EXTRACTED RECORDS START

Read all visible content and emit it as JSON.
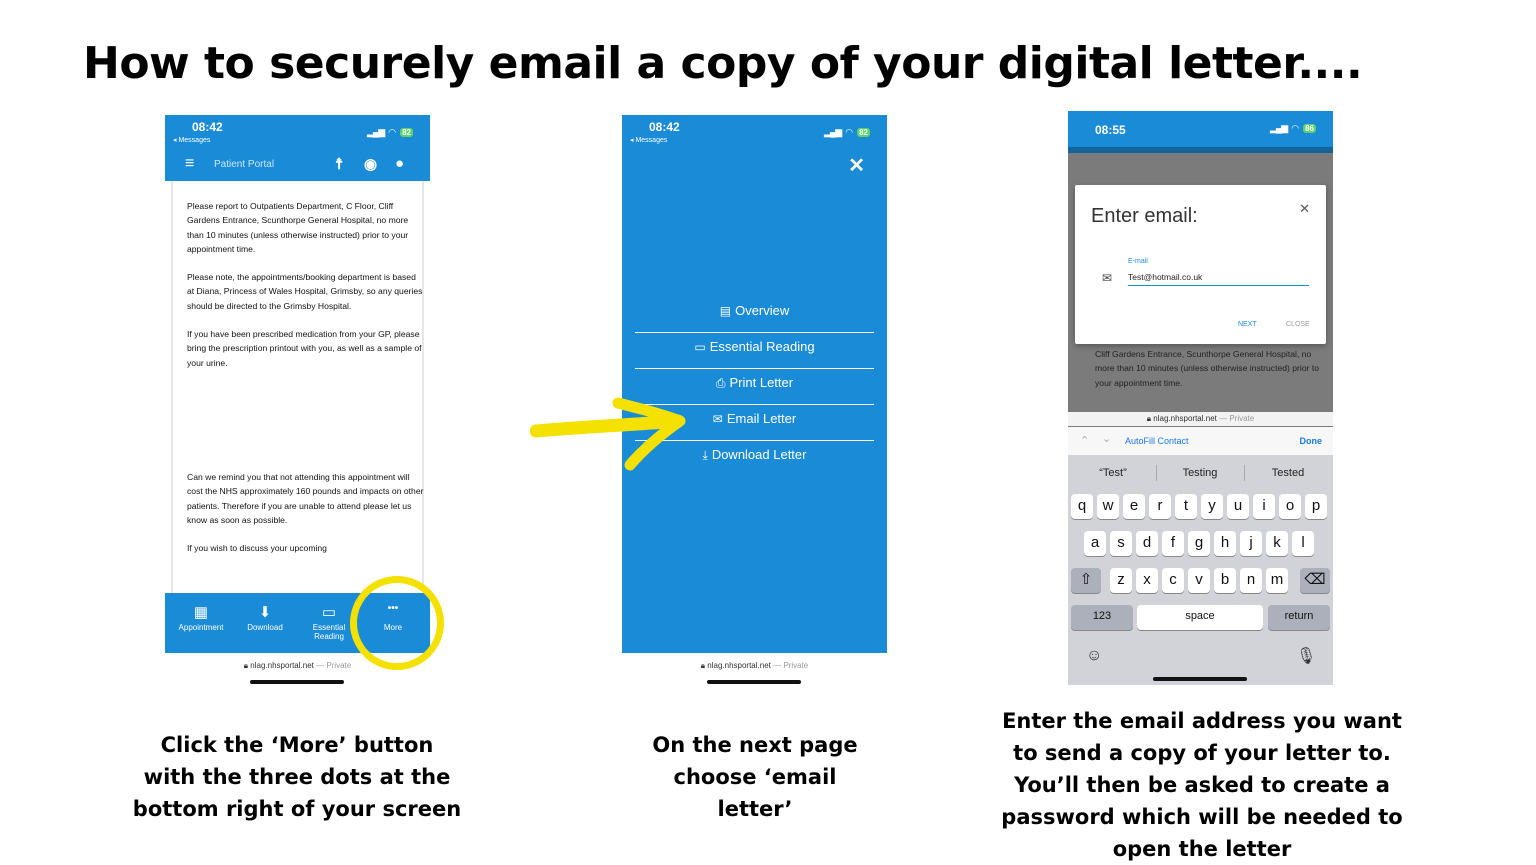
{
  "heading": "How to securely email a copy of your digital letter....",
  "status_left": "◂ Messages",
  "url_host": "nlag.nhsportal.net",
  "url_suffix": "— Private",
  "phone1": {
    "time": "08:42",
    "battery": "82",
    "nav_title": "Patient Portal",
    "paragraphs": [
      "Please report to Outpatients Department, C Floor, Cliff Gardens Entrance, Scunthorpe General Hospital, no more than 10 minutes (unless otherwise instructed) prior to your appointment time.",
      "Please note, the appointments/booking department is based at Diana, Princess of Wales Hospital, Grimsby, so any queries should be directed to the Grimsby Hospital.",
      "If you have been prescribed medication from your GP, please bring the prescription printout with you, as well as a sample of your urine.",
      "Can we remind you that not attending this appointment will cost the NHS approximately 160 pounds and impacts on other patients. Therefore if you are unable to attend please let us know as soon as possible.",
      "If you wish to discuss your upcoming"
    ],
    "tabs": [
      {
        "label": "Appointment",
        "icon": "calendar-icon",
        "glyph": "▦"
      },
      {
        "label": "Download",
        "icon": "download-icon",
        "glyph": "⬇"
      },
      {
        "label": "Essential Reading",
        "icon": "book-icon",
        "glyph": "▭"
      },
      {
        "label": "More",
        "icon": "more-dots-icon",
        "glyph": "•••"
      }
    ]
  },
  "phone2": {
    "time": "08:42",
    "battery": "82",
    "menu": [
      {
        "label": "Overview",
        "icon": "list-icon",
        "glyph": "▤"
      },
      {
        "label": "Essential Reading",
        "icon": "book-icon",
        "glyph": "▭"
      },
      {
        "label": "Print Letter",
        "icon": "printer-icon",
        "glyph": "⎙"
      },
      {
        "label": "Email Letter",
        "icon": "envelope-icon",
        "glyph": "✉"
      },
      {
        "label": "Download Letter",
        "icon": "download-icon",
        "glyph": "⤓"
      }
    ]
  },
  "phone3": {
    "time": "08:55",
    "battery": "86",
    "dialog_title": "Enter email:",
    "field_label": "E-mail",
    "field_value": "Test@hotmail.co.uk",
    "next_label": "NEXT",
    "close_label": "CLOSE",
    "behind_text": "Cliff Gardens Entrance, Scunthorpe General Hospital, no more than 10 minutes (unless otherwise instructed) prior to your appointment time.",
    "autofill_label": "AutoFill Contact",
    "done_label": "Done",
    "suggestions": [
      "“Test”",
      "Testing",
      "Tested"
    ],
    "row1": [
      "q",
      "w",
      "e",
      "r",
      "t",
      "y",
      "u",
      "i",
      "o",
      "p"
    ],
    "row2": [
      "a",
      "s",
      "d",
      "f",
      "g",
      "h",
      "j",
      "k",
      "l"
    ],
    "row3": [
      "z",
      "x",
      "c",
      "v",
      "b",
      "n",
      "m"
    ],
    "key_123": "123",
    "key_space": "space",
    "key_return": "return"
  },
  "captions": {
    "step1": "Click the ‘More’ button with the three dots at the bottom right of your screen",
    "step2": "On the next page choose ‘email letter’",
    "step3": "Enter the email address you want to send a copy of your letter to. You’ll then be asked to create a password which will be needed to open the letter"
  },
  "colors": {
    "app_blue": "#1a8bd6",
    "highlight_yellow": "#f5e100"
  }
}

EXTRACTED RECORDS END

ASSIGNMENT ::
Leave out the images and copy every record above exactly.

SOLVED EXERCISE ::
Read all visible content and emit it as JSON.
{
  "heading": "How to securely email a copy of your digital letter....",
  "status_left": "◂ Messages",
  "url_host": "nlag.nhsportal.net",
  "url_suffix": "— Private",
  "phone1": {
    "time": "08:42",
    "battery": "82",
    "nav_title": "Patient Portal",
    "paragraphs": [
      "Please report to Outpatients Department, C Floor, Cliff Gardens Entrance, Scunthorpe General Hospital, no more than 10 minutes (unless otherwise instructed) prior to your appointment time.",
      "Please note, the appointments/booking department is based at Diana, Princess of Wales Hospital, Grimsby, so any queries should be directed to the Grimsby Hospital.",
      "If you have been prescribed medication from your GP, please bring the prescription printout with you, as well as a sample of your urine.",
      "Can we remind you that not attending this appointment will cost the NHS approximately 160 pounds and impacts on other patients. Therefore if you are unable to attend please let us know as soon as possible.",
      "If you wish to discuss your upcoming"
    ],
    "tabs": [
      {
        "label": "Appointment",
        "icon": "calendar-icon",
        "glyph": "▦"
      },
      {
        "label": "Download",
        "icon": "download-icon",
        "glyph": "⬇"
      },
      {
        "label": "Essential Reading",
        "icon": "book-icon",
        "glyph": "▭"
      },
      {
        "label": "More",
        "icon": "more-dots-icon",
        "glyph": "•••"
      }
    ]
  },
  "phone2": {
    "time": "08:42",
    "battery": "82",
    "menu": [
      {
        "label": "Overview",
        "icon": "list-icon",
        "glyph": "▤"
      },
      {
        "label": "Essential Reading",
        "icon": "book-icon",
        "glyph": "▭"
      },
      {
        "label": "Print Letter",
        "icon": "printer-icon",
        "glyph": "⎙"
      },
      {
        "label": "Email Letter",
        "icon": "envelope-icon",
        "glyph": "✉"
      },
      {
        "label": "Download Letter",
        "icon": "download-icon",
        "glyph": "⤓"
      }
    ]
  },
  "phone3": {
    "time": "08:55",
    "battery": "86",
    "dialog_title": "Enter email:",
    "field_label": "E-mail",
    "field_value": "Test@hotmail.co.uk",
    "next_label": "NEXT",
    "close_label": "CLOSE",
    "behind_text": "Cliff Gardens Entrance, Scunthorpe General Hospital, no more than 10 minutes (unless otherwise instructed) prior to your appointment time.",
    "autofill_label": "AutoFill Contact",
    "done_label": "Done",
    "suggestions": [
      "“Test”",
      "Testing",
      "Tested"
    ],
    "row1": [
      "q",
      "w",
      "e",
      "r",
      "t",
      "y",
      "u",
      "i",
      "o",
      "p"
    ],
    "row2": [
      "a",
      "s",
      "d",
      "f",
      "g",
      "h",
      "j",
      "k",
      "l"
    ],
    "row3": [
      "z",
      "x",
      "c",
      "v",
      "b",
      "n",
      "m"
    ],
    "key_123": "123",
    "key_space": "space",
    "key_return": "return"
  },
  "captions": {
    "step1": "Click the ‘More’ button with the three dots at the bottom right of your screen",
    "step2": "On the next page choose ‘email letter’",
    "step3": "Enter the email address you want to send a copy of your letter to. You’ll then be asked to create a password which will be needed to open the letter"
  },
  "colors": {
    "app_blue": "#1a8bd6",
    "highlight_yellow": "#f5e100"
  }
}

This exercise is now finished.